TASK PROMPT. Output all of the material exactly; leave out no line.

DATA.
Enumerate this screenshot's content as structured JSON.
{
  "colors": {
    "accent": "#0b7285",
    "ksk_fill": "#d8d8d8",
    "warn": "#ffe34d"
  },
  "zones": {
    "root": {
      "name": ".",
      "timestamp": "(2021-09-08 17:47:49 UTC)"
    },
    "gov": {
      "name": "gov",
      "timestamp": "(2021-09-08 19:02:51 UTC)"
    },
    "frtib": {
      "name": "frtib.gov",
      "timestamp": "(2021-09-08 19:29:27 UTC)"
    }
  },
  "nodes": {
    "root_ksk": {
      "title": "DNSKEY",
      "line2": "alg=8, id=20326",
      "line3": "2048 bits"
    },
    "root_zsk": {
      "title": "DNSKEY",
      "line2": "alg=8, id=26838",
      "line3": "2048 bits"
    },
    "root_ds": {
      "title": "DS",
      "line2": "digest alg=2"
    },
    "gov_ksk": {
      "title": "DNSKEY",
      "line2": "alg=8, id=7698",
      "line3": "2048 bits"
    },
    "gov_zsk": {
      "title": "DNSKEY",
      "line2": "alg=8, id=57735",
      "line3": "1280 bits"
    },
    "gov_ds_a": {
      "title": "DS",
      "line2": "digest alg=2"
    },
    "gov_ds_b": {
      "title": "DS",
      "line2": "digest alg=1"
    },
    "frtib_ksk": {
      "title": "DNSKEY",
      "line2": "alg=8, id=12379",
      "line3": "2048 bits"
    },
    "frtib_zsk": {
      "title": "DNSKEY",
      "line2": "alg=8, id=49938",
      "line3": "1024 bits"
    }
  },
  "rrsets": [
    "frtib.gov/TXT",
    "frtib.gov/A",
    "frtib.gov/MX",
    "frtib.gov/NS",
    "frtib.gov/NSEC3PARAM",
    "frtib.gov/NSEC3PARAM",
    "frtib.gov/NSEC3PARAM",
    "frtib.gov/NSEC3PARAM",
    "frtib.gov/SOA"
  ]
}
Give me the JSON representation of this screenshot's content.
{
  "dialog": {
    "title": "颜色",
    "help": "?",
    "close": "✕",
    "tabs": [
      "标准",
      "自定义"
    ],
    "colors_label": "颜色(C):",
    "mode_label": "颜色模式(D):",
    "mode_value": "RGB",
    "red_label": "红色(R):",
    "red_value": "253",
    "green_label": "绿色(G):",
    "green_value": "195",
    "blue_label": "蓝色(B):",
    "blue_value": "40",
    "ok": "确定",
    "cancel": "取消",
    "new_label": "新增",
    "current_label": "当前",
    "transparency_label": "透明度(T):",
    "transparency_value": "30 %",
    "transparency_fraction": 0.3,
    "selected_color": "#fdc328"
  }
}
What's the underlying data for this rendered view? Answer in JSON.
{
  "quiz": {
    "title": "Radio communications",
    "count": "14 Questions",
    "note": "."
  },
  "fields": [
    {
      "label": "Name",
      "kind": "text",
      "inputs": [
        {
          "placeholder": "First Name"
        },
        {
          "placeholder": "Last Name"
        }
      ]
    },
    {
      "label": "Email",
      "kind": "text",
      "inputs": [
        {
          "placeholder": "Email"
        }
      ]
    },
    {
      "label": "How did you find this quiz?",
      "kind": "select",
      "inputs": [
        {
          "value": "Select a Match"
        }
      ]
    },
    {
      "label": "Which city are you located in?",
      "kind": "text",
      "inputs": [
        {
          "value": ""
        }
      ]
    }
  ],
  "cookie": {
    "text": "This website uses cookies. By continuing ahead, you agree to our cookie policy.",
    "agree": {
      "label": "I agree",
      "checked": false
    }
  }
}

OUTPUT OF THE EXERCISE.
Enumerate this screenshot's content as structured JSON.
{
  "colors": {
    "accent": "#0b7285",
    "ksk_fill": "#d8d8d8",
    "warn": "#ffe34d"
  },
  "zones": {
    "root": {
      "name": ".",
      "timestamp": "(2021-09-08 17:47:49 UTC)"
    },
    "gov": {
      "name": "gov",
      "timestamp": "(2021-09-08 19:02:51 UTC)"
    },
    "frtib": {
      "name": "frtib.gov",
      "timestamp": "(2021-09-08 19:29:27 UTC)"
    }
  },
  "nodes": {
    "root_ksk": {
      "title": "DNSKEY",
      "line2": "alg=8, id=20326",
      "line3": "2048 bits"
    },
    "root_zsk": {
      "title": "DNSKEY",
      "line2": "alg=8, id=26838",
      "line3": "2048 bits"
    },
    "root_ds": {
      "title": "DS",
      "line2": "digest alg=2"
    },
    "gov_ksk": {
      "title": "DNSKEY",
      "line2": "alg=8, id=7698",
      "line3": "2048 bits"
    },
    "gov_zsk": {
      "title": "DNSKEY",
      "line2": "alg=8, id=57735",
      "line3": "1280 bits"
    },
    "gov_ds_a": {
      "title": "DS",
      "line2": "digest alg=2"
    },
    "gov_ds_b": {
      "title": "DS",
      "line2": "digest alg=1"
    },
    "frtib_ksk": {
      "title": "DNSKEY",
      "line2": "alg=8, id=12379",
      "line3": "2048 bits"
    },
    "frtib_zsk": {
      "title": "DNSKEY",
      "line2": "alg=8, id=49938",
      "line3": "1024 bits"
    }
  },
  "rrsets": [
    "frtib.gov/TXT",
    "frtib.gov/A",
    "frtib.gov/MX",
    "frtib.gov/NS",
    "frtib.gov/NSEC3PARAM",
    "frtib.gov/NSEC3PARAM",
    "frtib.gov/NSEC3PARAM",
    "frtib.gov/NSEC3PARAM",
    "frtib.gov/SOA"
  ]
}
Give me the JSON representation of this screenshot's content.
{
  "dialog": {
    "title": "颜色",
    "help": "?",
    "close": "✕",
    "tabs": [
      "标准",
      "自定义"
    ],
    "colors_label": "颜色(C):",
    "mode_label": "颜色模式(D):",
    "mode_value": "RGB",
    "red_label": "红色(R):",
    "red_value": "253",
    "green_label": "绿色(G):",
    "green_value": "195",
    "blue_label": "蓝色(B):",
    "blue_value": "40",
    "ok": "确定",
    "cancel": "取消",
    "new_label": "新增",
    "current_label": "当前",
    "transparency_label": "透明度(T):",
    "transparency_value": "30 %",
    "transparency_fraction": 0.3,
    "selected_color": "#fdc328"
  }
}
What's the underlying data for this rendered view? Answer in JSON.
{
  "quiz": {
    "title": "Radio communications",
    "count": "14 Questions",
    "note": "."
  },
  "fields": [
    {
      "label": "Name",
      "kind": "text",
      "inputs": [
        {
          "placeholder": "First Name"
        },
        {
          "placeholder": "Last Name"
        }
      ]
    },
    {
      "label": "Email",
      "kind": "text",
      "inputs": [
        {
          "placeholder": "Email"
        }
      ]
    },
    {
      "label": "How did you find this quiz?",
      "kind": "select",
      "inputs": [
        {
          "value": "Select a Match"
        }
      ]
    },
    {
      "label": "Which city are you located in?",
      "kind": "text",
      "inputs": [
        {
          "value": ""
        }
      ]
    }
  ],
  "cookie": {
    "text": "This website uses cookies. By continuing ahead, you agree to our cookie policy.",
    "agree": {
      "label": "I agree",
      "checked": false
    }
  }
}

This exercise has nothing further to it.